**PROBLEM**. Scan the entries for lines with the word "pero", then copy those lines.

**Dataset entries**.
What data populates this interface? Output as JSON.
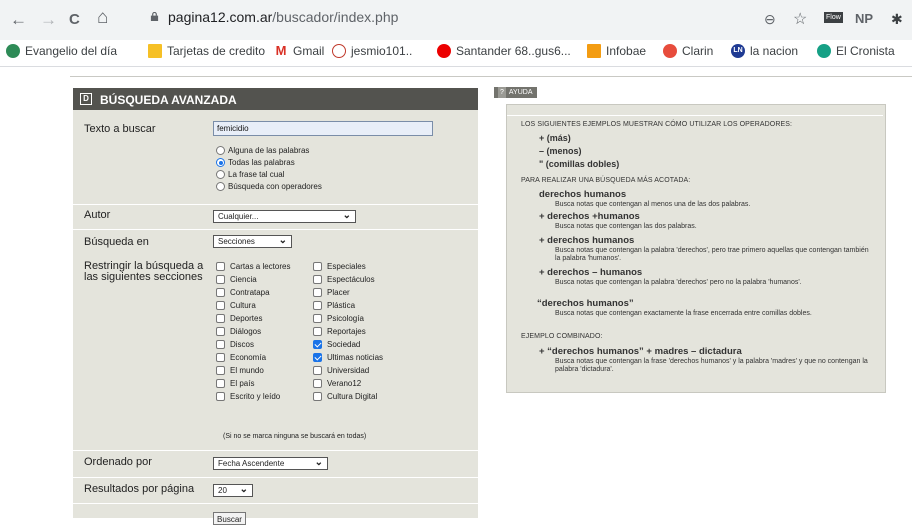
{
  "browser": {
    "nav": {
      "back": "←",
      "forward": "→",
      "reload": "C",
      "home": "⌂"
    },
    "url_host": "pagina12.com.ar",
    "url_path": "/buscador/index.php",
    "toolbar_icons": {
      "zoom": "⊖",
      "star": "☆",
      "ext1": "Flow",
      "ext2": "NP",
      "puzzle": "✱"
    },
    "bookmarks": [
      {
        "label": "Evangelio del día",
        "color": "#2e8b57"
      },
      {
        "label": "Tarjetas de credito",
        "color": "#f6c026"
      },
      {
        "label": "Gmail",
        "color": "#d93025",
        "glyph": "M"
      },
      {
        "label": "jesmio101..",
        "color": "#c0392b"
      },
      {
        "label": "Santander 68..gus6...",
        "color": "#ec0000"
      },
      {
        "label": "Infobae",
        "color": "#f39c12"
      },
      {
        "label": "Clarin",
        "color": "#e74c3c"
      },
      {
        "label": "la nacion",
        "color": "#1f3a93",
        "glyph": "LN"
      },
      {
        "label": "El Cronista",
        "color": "#16a085"
      }
    ]
  },
  "search": {
    "title": "BÚSQUEDA AVANZADA",
    "text_label": "Texto a buscar",
    "text_value": "femicidio",
    "modes": [
      {
        "label": "Alguna de las palabras",
        "selected": false
      },
      {
        "label": "Todas las palabras",
        "selected": true
      },
      {
        "label": "La frase tal cual",
        "selected": false
      },
      {
        "label": "Búsqueda con operadores",
        "selected": false
      }
    ],
    "author_label": "Autor",
    "author_value": "Cualquier...",
    "search_in_label": "Búsqueda en",
    "search_in_value": "Secciones",
    "restrict_label_1": "Restringir la búsqueda a",
    "restrict_label_2": "las siguientes secciones",
    "sections_col1": [
      {
        "label": "Cartas a lectores",
        "checked": false
      },
      {
        "label": "Ciencia",
        "checked": false
      },
      {
        "label": "Contratapa",
        "checked": false
      },
      {
        "label": "Cultura",
        "checked": false
      },
      {
        "label": "Deportes",
        "checked": false
      },
      {
        "label": "Diálogos",
        "checked": false
      },
      {
        "label": "Discos",
        "checked": false
      },
      {
        "label": "Economía",
        "checked": false
      },
      {
        "label": "El mundo",
        "checked": false
      },
      {
        "label": "El país",
        "checked": false
      },
      {
        "label": "Escrito y leído",
        "checked": false
      }
    ],
    "sections_col2": [
      {
        "label": "Especiales",
        "checked": false
      },
      {
        "label": "Espectáculos",
        "checked": false
      },
      {
        "label": "Placer",
        "checked": false
      },
      {
        "label": "Plástica",
        "checked": false
      },
      {
        "label": "Psicología",
        "checked": false
      },
      {
        "label": "Reportajes",
        "checked": false
      },
      {
        "label": "Sociedad",
        "checked": true
      },
      {
        "label": "Ultimas noticias",
        "checked": true
      },
      {
        "label": "Universidad",
        "checked": false
      },
      {
        "label": "Verano12",
        "checked": false
      },
      {
        "label": "Cultura Digital",
        "checked": false
      }
    ],
    "sections_note": "(Si no se marca ninguna se buscará en todas)",
    "order_label": "Ordenado por",
    "order_value": "Fecha Ascendente",
    "per_page_label": "Resultados por página",
    "per_page_value": "20",
    "submit": "Buscar"
  },
  "help": {
    "badge_q": "?",
    "badge": "AYUDA",
    "intro": "LOS SIGUIENTES EJEMPLOS MUESTRAN CÓMO UTILIZAR LOS OPERADORES:",
    "operators": [
      "+ (más)",
      "– (menos)",
      "\" (comillas dobles)"
    ],
    "refine_title": "PARA REALIZAR UNA BÚSQUEDA MÁS ACOTADA:",
    "examples": [
      {
        "query": "derechos humanos",
        "desc": "Busca notas que contengan al menos una de las dos palabras."
      },
      {
        "query": "+ derechos +humanos",
        "desc": "Busca notas que contengan las dos palabras."
      },
      {
        "query": "+ derechos humanos",
        "desc": "Busca notas que contengan la palabra 'derechos', pero trae primero aquellas que contengan también la palabra 'humanos'."
      },
      {
        "query": "+ derechos – humanos",
        "desc": "Busca notas que contengan la palabra 'derechos' pero no la palabra 'humanos'."
      },
      {
        "query": "“derechos humanos”",
        "desc": "Busca notas que contengan exactamente la frase encerrada entre comillas dobles."
      }
    ],
    "combined_title": "EJEMPLO COMBINADO:",
    "combined_query": "+ “derechos humanos” + madres – dictadura",
    "combined_desc": "Busca notas que contengan la frase 'derechos humanos' y la palabra 'madres' y que no contengan la palabra 'dictadura'."
  }
}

**SOLUTION FOR THIS TASK**.
        "desc": "Busca notas que contengan la palabra 'derechos', pero trae primero aquellas que contengan también la palabra 'humanos'."
        "desc": "Busca notas que contengan la palabra 'derechos' pero no la palabra 'humanos'."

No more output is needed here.